Bad Advice, Retirement and your Mortgage

Discussion in 'Economics' started by piezoe, Jun 24, 2008.

  1. piezoe

    piezoe

    On Yahoo today (Front page of Financial home page) there was an article purporting to give advice on whether a retiree should pay off their mortgage. The advice given was not to pay it off if your could earn more on your savings than your mortgage rate.

    This is OK as far as it goes, but there was no mention of the effect of inflation on real interest rates nor was there any mention of what the mortgage tax deduction does to your real interest rate. The deduction was mentioned only in passing and then only to say you would lose it if you paid off your mortgage.

    The advice offered was next to worthless. Losing the mortgage deduction is never a reason not to pay of a mortgage, and should never be thought of in those terms.

    A wise banker, he was president of a major bank in Colorado at the time, told me years ago, when i was a young man, that one should practically never pay off a fixed-rate low interest mortgage early. Those words have stuck with me. Although at the time i did not understand why. But i now realize that it has to do with inflation and the inexorable devaluation of currency over time.

    In addition to the defaults Banks are currently saddled with they have loaned out billions that are now yielding a negative real rate of return. This is what happens when your have low interest rates and rampant inflation simultaneously.

    In this situation virtually no one with a low interest fixed rate mortgage should accelerate payment on the principal.
    When the APR is adjusted for both the mortgage deduction and the real rate of inflation, in just about every case the real interest rate will be negative. The bank is paying you to use their money.
    Expect to start receiving correspondence, if you have not already, pointing out how much you could "save" by accelerating payment on the principal, or going to a thirteen payment plan. :D

    P.S> Of course the money saved by not accelerating payments on the principal should be invested to yield enough to keep up with inflation. Not an easy task.
     
  2. Making extra mortgage payments is equivalent to make a risk free investment.
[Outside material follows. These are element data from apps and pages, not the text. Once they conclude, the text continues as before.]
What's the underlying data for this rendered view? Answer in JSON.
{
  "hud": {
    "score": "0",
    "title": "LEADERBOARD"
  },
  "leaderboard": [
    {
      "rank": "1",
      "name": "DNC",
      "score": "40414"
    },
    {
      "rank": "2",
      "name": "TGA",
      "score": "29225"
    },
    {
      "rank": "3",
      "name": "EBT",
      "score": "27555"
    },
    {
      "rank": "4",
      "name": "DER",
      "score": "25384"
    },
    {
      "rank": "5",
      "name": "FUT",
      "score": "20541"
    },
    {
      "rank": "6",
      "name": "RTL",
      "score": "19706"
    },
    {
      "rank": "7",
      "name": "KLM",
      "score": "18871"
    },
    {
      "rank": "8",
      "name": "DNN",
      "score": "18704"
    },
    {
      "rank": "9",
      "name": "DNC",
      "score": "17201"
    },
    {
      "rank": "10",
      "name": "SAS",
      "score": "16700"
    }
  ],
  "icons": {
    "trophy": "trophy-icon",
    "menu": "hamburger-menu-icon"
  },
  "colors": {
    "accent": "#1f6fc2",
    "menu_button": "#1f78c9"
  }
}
If your interest rate is low enough that you have better risk free alternatives, than clearly the math says to stretch out the payments.
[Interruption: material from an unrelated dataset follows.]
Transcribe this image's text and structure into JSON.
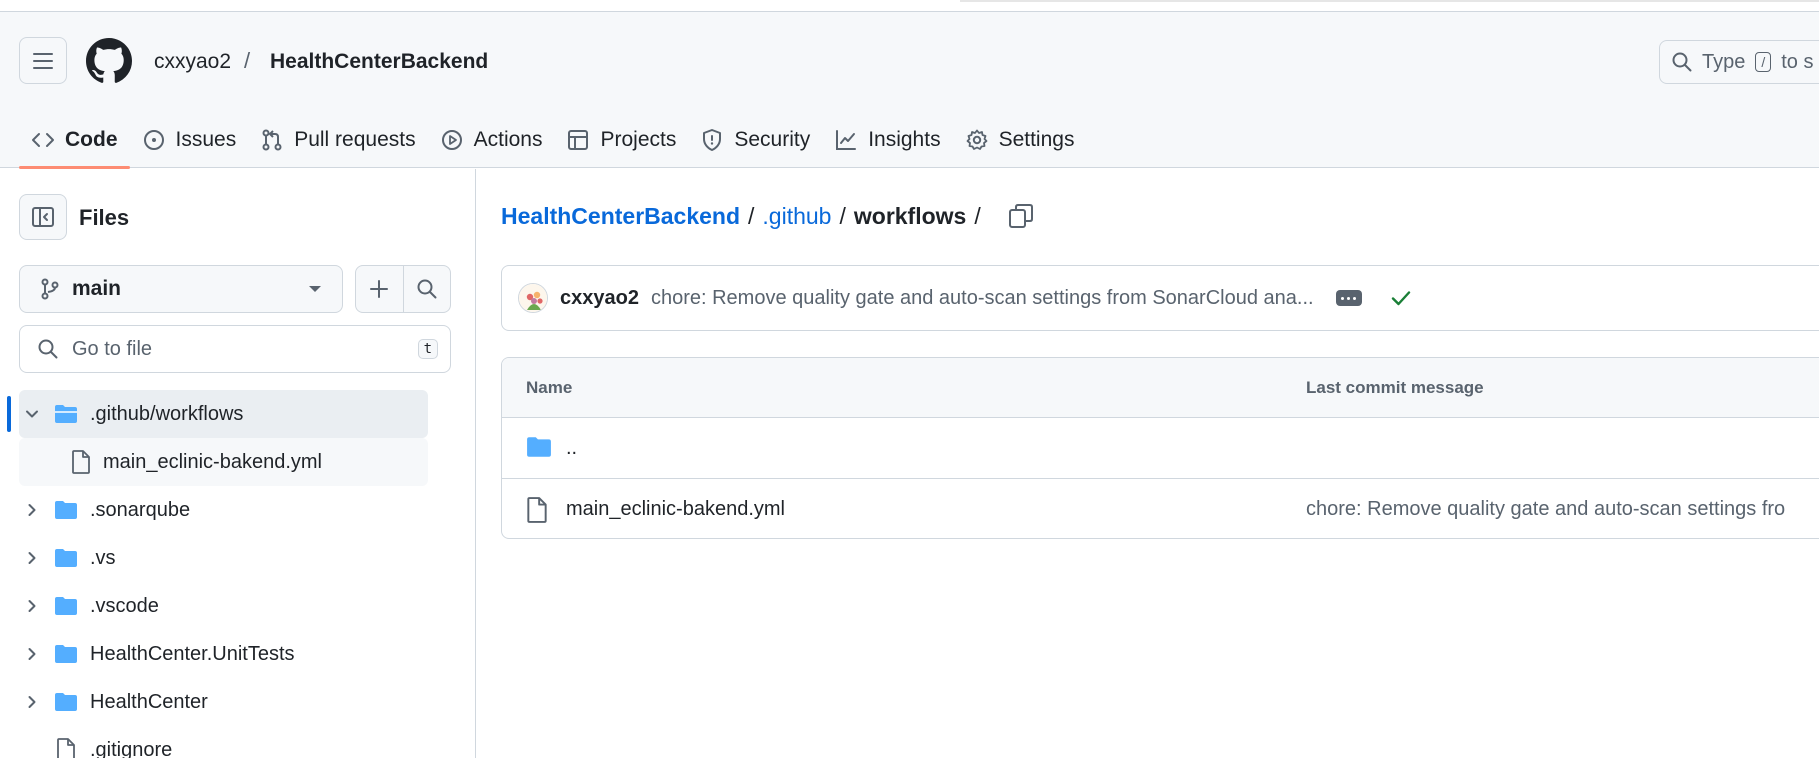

    But what you haven't mentioned are the intangible benefits of paying off your mortage. The feeling of satisfaction and security that this provides.
     
  3. piezoe

    piezoe

    To each his own, but if your real interest rate is negative you would be ahead not to pay off your mortgage early and put the saving into Treasuries, even if the Treasuries were not keeping up with inflation.

    Of course banks are counting on most people with fixed rate mortgages thinking as you have mentioned. And they will do what they can to encourage that kind of false wisdom.
     
  4. Its not always false.

    I spent 1987 paying off my mortgages despite good interest rates and everyone else buying stocks (some on their mastercards).

    I was a very happy punter in November 1987.

    Remember: trade with what you can afford to lose.
     
  5. If you do not have any income then you do not have a mortgage interest deduction. If your interest expense is LOWER than the standard deduction, then you do not have a mortgage interest deduction.

    You would need to get more information about the retirees before coming to your conclusion (i.e., how much money they expect to earn).
     
  6. piezoe

    piezoe

    I suppose the older we are the more likely we are to be brainwashed into traditional thinking with respect to mortgages.

    The practical problem one encounters is finding a safe place to put the money you would have otherwise spent on paying off your mortgage that pays greater, inflation-adjusted interest than you are paying on your mortgage. When there is rampant inflation, safe and liquid investments also tend to have negative real rates of return. Basically we are screwed! :eek:
     
  7. piezoe

    piezoe

    I assume anyone on ET would be able to do simple math and take the necessary factors into account. Perhaps that is assuming too much however.:)
     
  8. Is mortgage interest tax-deductible in the USA? If not, then paying off the mortgage is a great idea. If so then it is more borderline. However, paying off a mortgage does have the benefit of earning the mortgage interest rate *risk-free*, and reducing your overall debt burden, which gives you a cushion in case of emergencies. Finally, there are the peace of mind benefits, the forced saving etc that are useful for many people.
     
  9. How often do treasuries return more than the mortgage interest rate? Mortgages are riskier so they should have higher returns in most situations. And repaid principal results in a tax-free gain (via reducing the repayments), whereas investing into treasuries is taxable. Not to mention that paying down debt is risk free, whereas buying debt isn't.
     
  10. heypa

    heypa

    I'm retired. I have a paid up mortgage. In the last 10 years I never seriously considered taking out equity so that I could invest it. There is peace of mind having only taxes and maintenance costs on the old homestead.
    As a child of the Depression I am biased against owing unnecessary money. Live in Cal. so taxes under prop. 13 can only go up 1% a year. Therefore rising equity wont let taxes price you out of your home.
    Of course with our stupider than normal politicians ( If thats possible) the state is in a hell of a fix.Don't know how thats going to turn out.
    Thank God we live in a Constitutional Republic run by statesmen not greedy bastards.
     
    #10     Jun 24, 2008